Sell Items Online
You can capitalize on items and assets you already have to earn income online. By listing and selling your unwanted items in online marketplaces like eBay, Amazon and the craft marketplace Etsy, you can quickly generate $100 per day or more without ever leaving home. Popular items such as electronics and video game systems can sell for more than $100, as will certain collectables. You can also make $100 per day selling less expensive items such as books and gently used clothing, but you will need a considerable stockpile of inventory to maintain $100 per day in income. As you begin to generate revenue, you can reinvest some of your profits to purchase more items to sell. Some eBay sellers even use "dumpster diving" techniques to find valuable items for free, make any necessary repairs, then sell them. These techniques might involve searching for discarded items behind retail stores or on the curbs in residential neighborhoods. You can list as many items per day as you want. Note that taxes and shipping costs can quickly eat into your revenue. To help maintain $100 per day in income, pass along shipping costs and any necessary taxes to your customers.
Even if you don’t have the credentials to teach online college classes and don’t want to work full-time as an online teacher, you can still offer individual courses in online learning facilities such as Udemy and Fedora. These services allow you to prepare a course on a subject about which you are knowledgeable, then offer it online for a fee. These courses require minimal interaction once you publish them -- often little more than occasional questions from interested students. This frees you up to produce more courses and increase your daily income. If you have advanced knowledge in a particular subject, you can offer online courses for $50 to $100.
Though popular learning portals provide a steady source of prospective students, you might need to market yourself to earn $100 per day selling online courses. You can advertise your courses in online classified services to increase traffic.
Work as a Freelancer
A number of online portals connect freelancers with businesses and individuals who need work done. Demand for freelance skills in areas like graphic design and web design are popular for businesses, and companies often hire freelancers to handle tasks such as writing articles from your computer. You can capitalize on your own skills or interests to provide services on a freelance basis, setting your own rates per hour or per project. A highly skilled freelancer can command upwards of $50 per hour, which would require only a couple hours a day to meet your $100 goal.

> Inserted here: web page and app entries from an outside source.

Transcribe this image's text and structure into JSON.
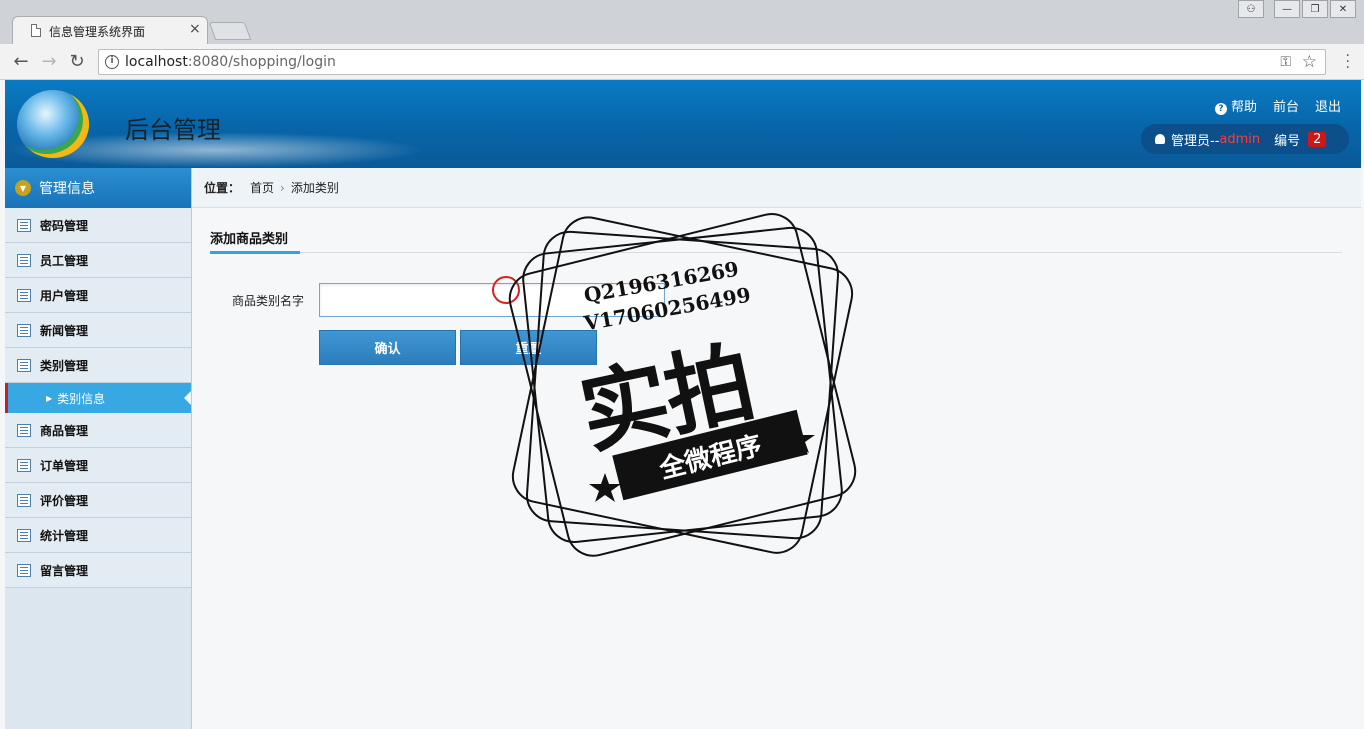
{
  "browser": {
    "tab_title": "信息管理系统界面",
    "tab_close": "×",
    "url_host": "localhost",
    "url_rest": ":8080/shopping/login",
    "back": "←",
    "forward": "→",
    "reload": "↻",
    "key": "⚿",
    "star": "☆",
    "window_buttons": [
      "⚇",
      "—",
      "❐",
      "✕"
    ]
  },
  "header": {
    "title": "后台管理",
    "nav": {
      "help": "帮助",
      "front": "前台",
      "logout": "退出"
    },
    "user_prefix": "管理员--",
    "username": "admin",
    "id_label": "编号",
    "id_value": "2"
  },
  "sidebar": {
    "heading": "管理信息",
    "items": [
      {
        "label": "密码管理"
      },
      {
        "label": "员工管理"
      },
      {
        "label": "用户管理"
      },
      {
        "label": "新闻管理"
      },
      {
        "label": "类别管理"
      }
    ],
    "active_sub": "类别信息",
    "items_after": [
      {
        "label": "商品管理"
      },
      {
        "label": "订单管理"
      },
      {
        "label": "评价管理"
      },
      {
        "label": "统计管理"
      },
      {
        "label": "留言管理"
      }
    ]
  },
  "breadcrumb": {
    "label": "位置：",
    "home": "首页",
    "sep": "›",
    "current": "添加类别"
  },
  "form": {
    "tab": "添加商品类别",
    "field_label": "商品类别名字",
    "field_value": "",
    "confirm": "确认",
    "reset": "重置"
  },
  "watermark": {
    "line1": "Q2196316269",
    "line2": "V17060256499",
    "big": "实拍",
    "banner": "全微程序"
  }
}
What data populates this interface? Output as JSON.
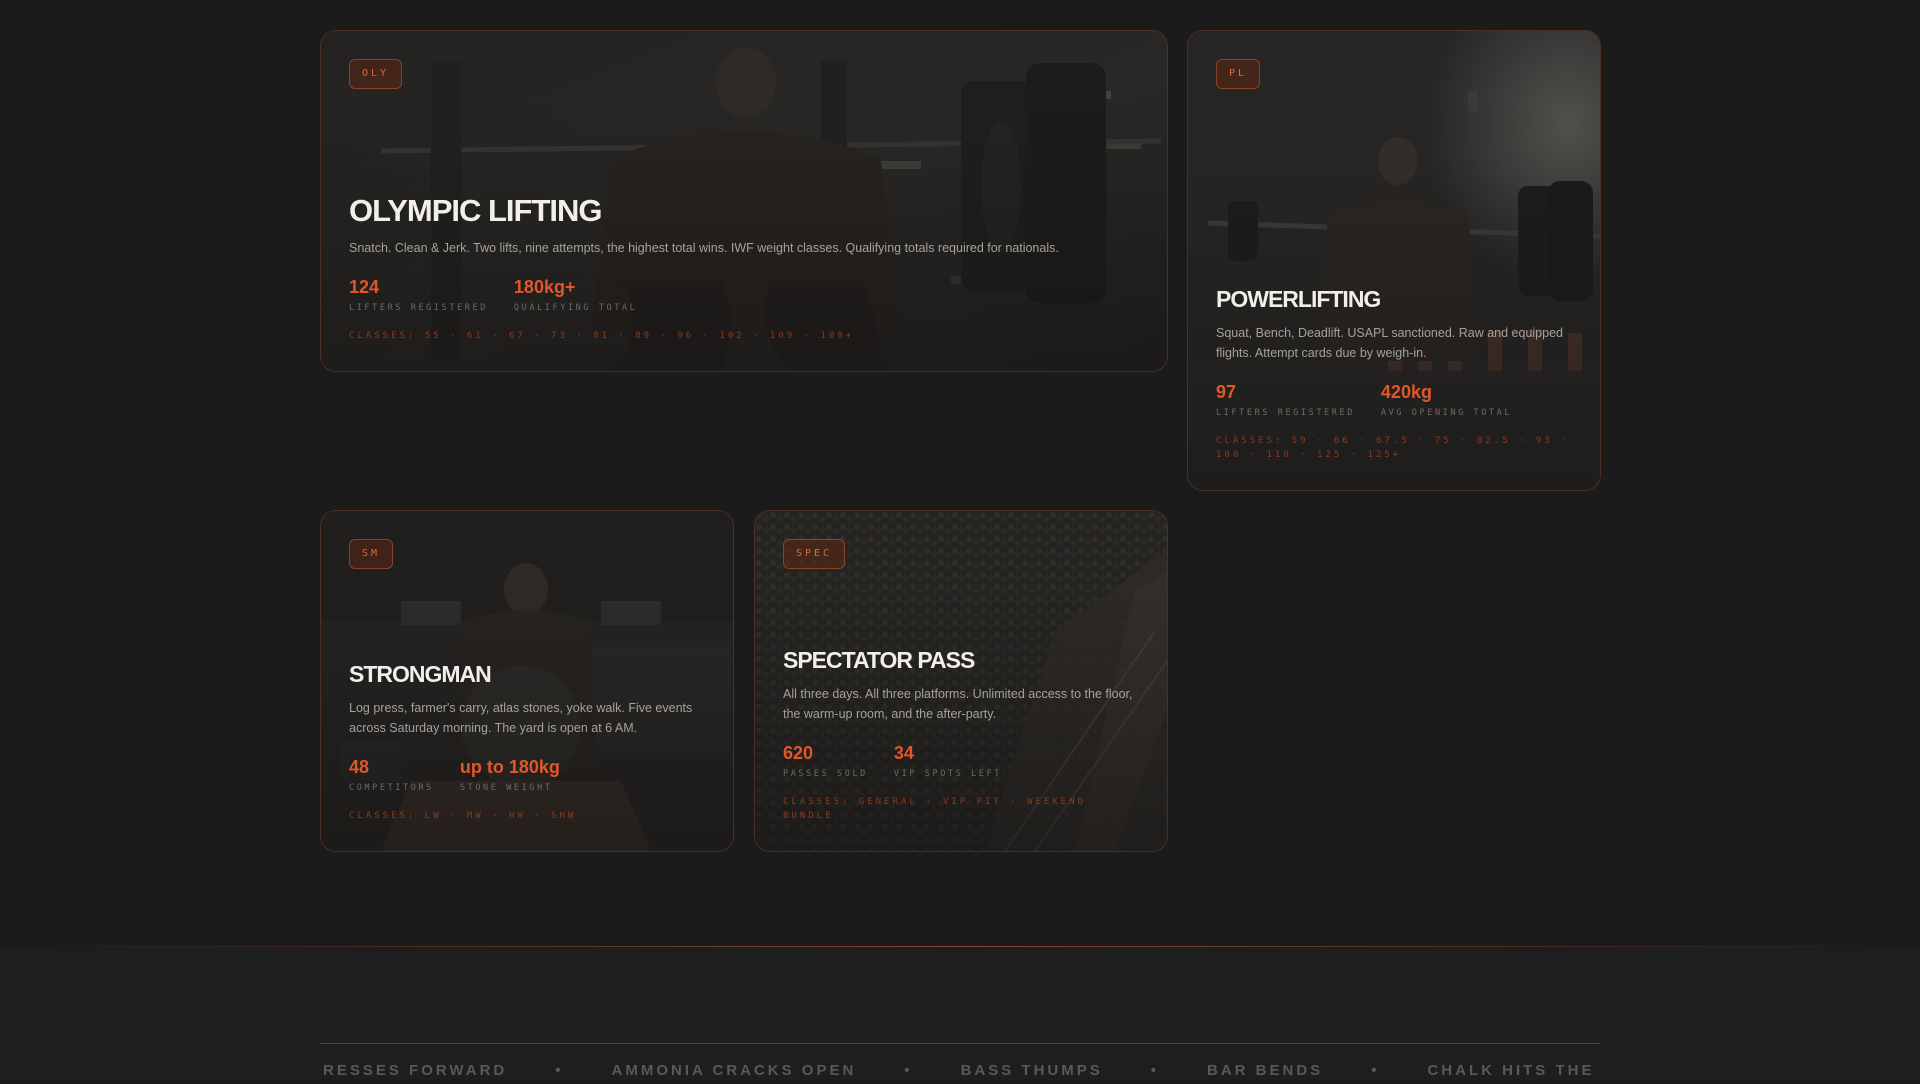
{
  "cards": [
    {
      "badge": "OLY",
      "title": "OLYMPIC LIFTING",
      "description": "Snatch. Clean & Jerk. Two lifts, nine attempts, the highest total wins. IWF weight classes. Qualifying totals required for nationals.",
      "stats": [
        {
          "value": "124",
          "label": "LIFTERS REGISTERED"
        },
        {
          "value": "180kg+",
          "label": "QUALIFYING TOTAL"
        }
      ],
      "classes": "CLASSES: 55 · 61 · 67 · 73 · 81 · 89 · 96 · 102 · 109 · 109+"
    },
    {
      "badge": "PL",
      "title": "POWERLIFTING",
      "description": "Squat, Bench, Deadlift. USAPL sanctioned. Raw and equipped flights. Attempt cards due by weigh-in.",
      "stats": [
        {
          "value": "97",
          "label": "LIFTERS REGISTERED"
        },
        {
          "value": "420kg",
          "label": "AVG OPENING TOTAL"
        }
      ],
      "classes": "CLASSES: 59 · 66 · 67.5 · 75 · 82.5 · 93 · 100 · 110 · 125 · 125+"
    },
    {
      "badge": "SM",
      "title": "STRONGMAN",
      "description": "Log press, farmer's carry, atlas stones, yoke walk. Five events across Saturday morning. The yard is open at 6 AM.",
      "stats": [
        {
          "value": "48",
          "label": "COMPETITORS"
        },
        {
          "value": "up to 180kg",
          "label": "STONE WEIGHT"
        }
      ],
      "classes": "CLASSES: LW · MW · HW · SHW"
    },
    {
      "badge": "SPEC",
      "title": "SPECTATOR PASS",
      "description": "All three days. All three platforms. Unlimited access to the floor, the warm-up room, and the after-party.",
      "stats": [
        {
          "value": "620",
          "label": "PASSES SOLD"
        },
        {
          "value": "34",
          "label": "VIP SPOTS LEFT"
        }
      ],
      "classes": "CLASSES: GENERAL · VIP PIT · WEEKEND BUNDLE"
    }
  ],
  "ticker": {
    "items": [
      "PRESSES FORWARD",
      "AMMONIA CRACKS OPEN",
      "BASS THUMPS",
      "BAR BENDS",
      "CHALK HITS THE AIR"
    ],
    "separator": "•"
  },
  "colors": {
    "background": "#1b1b1b",
    "accent": "#e0582a",
    "badge_text": "#e0683a",
    "card_border": "#3a2a22"
  }
}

Keith Evans has been writing professionally since 1994 and now works from his office outside of Orlando. He has written for various print and online publications and wrote the book, "Appearances: The Art of Class." Evans holds a Bachelor of Arts in organizational communication from Rollins College and is pursuing a Master of Business Administration in strategic leadership from Andrew Jackson University.